    I had never thought of combining food and JIT!! Very innovative and intriguing!
    Best wishes,

  7. This sounds like a fascinating book. I've had lots of digestive problems over the years and have tried so many different theories; maybe timing is the key. I doubt there's ever a good time for me to eat refried beans and hot salsa, though:)

    Tell SAM his fluorite specimens are beautiful!

  8. Cosmos, so far so good with the new plan, although this past weekend was a bit off schedule. We had to go out of town, and it's difficult to keep up with the routine when travelling. When I do keep up with the plan, I feel more comfortable with what I eat, and I've already lost a little weight. If nothing else, I'm more mindful of what I eat and, oddly enough, more grateful for it.

    Thanks, Diane, for visiting and commenting. Welcome to the blog! I will try to post regular updates and observations on the eating plan.

    Thanks, Keiko. It might be a little bit of a stretch on my part to apply Mr. Ohno's excellent philosophy to this eating plan. I thought it might help me to remember what my goal is for following this plan: to make myself more productive (healthy, fit, energetic). If ever I get to visit Japan, I will be sure to take a tour of the Toyota plant. It sounds like a fascinating place.

    I don't know about the hot salsa, Rose, but the beans and mild stuff didn't affect me adversely when I ate them at the appropriate time. I'm amazed because they usually do. At least with this plan, I don't have to buy anything out of the ordinary or give up anything I like as long as it's consumed within a certain time-frame. I'll tell SAM that you like the fluorite.

  9. Dear Walk2Write,
    as always I will read the comments after commenting - so maybe I repeat something.
    It does sound a bit complicated, the system of the chronological eating. I am deeply interested in nourishments, so I might give it a look - but I have a slight aversion about very strict timetables and against 'making a fuss' - and it will come to that: 'My God - a carrot-cake at 4 p.m. - too many roots!" (I have a colleague who eats no wheat and dairy products - against bloating - that's OK - but she constantly speaks about her difficult alternative eating - and that is not that amusing.)
    In the long run I get on very well by listening to my body - then I hear when it says: "I am not hungry - stop! And when I lust for pineapple, "just now!" - then I learned: there is a reason for that - I need a special enzym or vitamin - and I would eat it, whether it is 6 o'clock in the morning or evening :-)

  10. At times there are doubts, but there may be some truth in it as the sun and the moon does have some effect on our body (based on their movements) and the way and what we eat also must be having some effect.
    Waiting to see the results.

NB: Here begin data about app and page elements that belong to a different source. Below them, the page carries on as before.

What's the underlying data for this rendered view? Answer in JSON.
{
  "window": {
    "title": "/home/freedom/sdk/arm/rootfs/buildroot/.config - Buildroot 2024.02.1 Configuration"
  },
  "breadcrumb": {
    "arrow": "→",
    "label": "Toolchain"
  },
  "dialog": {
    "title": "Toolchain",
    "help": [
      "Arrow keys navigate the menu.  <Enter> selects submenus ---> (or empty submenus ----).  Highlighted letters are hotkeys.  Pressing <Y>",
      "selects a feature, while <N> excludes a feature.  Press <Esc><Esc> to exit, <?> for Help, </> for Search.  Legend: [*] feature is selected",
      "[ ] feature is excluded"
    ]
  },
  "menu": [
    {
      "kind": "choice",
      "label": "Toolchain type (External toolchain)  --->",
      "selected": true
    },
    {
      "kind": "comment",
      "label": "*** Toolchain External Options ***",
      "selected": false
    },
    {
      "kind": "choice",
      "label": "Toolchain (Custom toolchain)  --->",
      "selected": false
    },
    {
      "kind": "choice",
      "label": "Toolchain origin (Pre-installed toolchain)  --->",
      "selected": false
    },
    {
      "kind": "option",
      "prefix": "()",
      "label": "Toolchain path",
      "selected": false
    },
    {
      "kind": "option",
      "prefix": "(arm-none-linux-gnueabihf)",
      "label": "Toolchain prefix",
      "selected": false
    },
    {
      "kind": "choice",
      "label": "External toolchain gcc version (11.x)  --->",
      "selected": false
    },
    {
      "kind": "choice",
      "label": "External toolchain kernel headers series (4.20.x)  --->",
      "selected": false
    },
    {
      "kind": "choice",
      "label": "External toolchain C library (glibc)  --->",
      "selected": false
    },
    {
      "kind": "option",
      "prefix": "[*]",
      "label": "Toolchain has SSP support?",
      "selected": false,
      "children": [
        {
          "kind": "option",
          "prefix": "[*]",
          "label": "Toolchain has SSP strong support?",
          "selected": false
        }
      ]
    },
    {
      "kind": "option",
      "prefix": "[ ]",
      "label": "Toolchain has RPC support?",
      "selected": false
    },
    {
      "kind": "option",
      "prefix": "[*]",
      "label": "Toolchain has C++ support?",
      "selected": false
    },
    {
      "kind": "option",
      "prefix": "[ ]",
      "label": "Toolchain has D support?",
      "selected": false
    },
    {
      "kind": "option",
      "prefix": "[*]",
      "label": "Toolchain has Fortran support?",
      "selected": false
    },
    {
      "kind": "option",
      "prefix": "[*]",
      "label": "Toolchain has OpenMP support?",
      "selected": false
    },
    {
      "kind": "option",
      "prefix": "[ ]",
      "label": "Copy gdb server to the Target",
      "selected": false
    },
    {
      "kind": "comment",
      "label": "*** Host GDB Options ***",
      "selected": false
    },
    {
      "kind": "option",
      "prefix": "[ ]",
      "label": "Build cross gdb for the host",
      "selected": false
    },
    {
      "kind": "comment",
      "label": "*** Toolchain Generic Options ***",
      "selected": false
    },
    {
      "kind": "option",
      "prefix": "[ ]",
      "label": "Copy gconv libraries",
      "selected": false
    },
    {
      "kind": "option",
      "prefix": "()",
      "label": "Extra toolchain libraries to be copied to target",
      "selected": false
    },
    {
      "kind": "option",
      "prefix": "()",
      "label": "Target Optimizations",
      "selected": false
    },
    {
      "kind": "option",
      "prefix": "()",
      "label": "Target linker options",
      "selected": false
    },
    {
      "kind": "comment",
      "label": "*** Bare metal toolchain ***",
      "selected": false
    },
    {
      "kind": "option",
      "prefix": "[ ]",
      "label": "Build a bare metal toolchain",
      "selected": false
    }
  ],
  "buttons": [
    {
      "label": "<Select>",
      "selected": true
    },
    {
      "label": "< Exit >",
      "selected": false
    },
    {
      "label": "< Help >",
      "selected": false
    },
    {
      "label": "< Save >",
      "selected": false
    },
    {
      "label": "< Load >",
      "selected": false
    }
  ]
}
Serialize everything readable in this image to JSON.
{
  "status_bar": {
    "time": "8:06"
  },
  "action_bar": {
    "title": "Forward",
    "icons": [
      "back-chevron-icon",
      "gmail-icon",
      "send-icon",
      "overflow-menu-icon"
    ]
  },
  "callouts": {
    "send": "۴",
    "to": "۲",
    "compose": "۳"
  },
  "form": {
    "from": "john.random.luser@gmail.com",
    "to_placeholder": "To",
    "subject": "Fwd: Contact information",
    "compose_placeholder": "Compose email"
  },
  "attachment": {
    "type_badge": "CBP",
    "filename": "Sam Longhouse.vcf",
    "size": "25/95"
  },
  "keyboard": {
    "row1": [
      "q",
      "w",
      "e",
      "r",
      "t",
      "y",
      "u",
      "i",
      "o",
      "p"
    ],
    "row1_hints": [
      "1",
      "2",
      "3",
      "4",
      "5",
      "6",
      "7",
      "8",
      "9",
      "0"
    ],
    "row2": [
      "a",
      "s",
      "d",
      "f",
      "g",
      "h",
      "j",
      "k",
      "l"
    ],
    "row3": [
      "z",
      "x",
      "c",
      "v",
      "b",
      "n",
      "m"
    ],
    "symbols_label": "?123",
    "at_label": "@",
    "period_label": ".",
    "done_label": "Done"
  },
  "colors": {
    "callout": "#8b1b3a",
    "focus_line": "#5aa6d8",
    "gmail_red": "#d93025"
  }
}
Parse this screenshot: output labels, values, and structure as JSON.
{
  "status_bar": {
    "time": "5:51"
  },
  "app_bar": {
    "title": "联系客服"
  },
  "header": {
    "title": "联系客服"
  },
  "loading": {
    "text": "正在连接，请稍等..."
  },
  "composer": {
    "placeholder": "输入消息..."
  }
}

  11. quite a food adventure. enjoy the ride and let us know how it goes

  12. I know.. I know.. whats this JIT. It's a part of Lean Methodology.It has currently been implemented in my office..

    But the way you implemented it in ur own dietary systems seems very interesting Walk2write..

  13. Interesting but out of my control. It seems my diet is totally controled by my spouse - a.k.a. "The Chloresterol Policewoman." Except, of course, when she is absent and I can choose food that tastes good and I like. :)

  14. Where are you with the Solar eating? I just started in the last 2 months read the Book and am looking to connect with people who get it!

  15. Traci, thanks for stopping by and commenting. I have not been following the "plan" (don't want to call it a diet) very well lately. We had a wedding for our daughter in the works, and then there was quite a bit of travel, which makes it difficult to settle into a routine. I do follow it occasionally for a day or two and notice a difference in my energy level. It could be that I'm just more aware of what and how much I'm consuming instead of mindlessly munching or shoveling great quantities of food in my mouth. I think that may be the major point of the plan anyway. Good luck with your goal, whatever it is!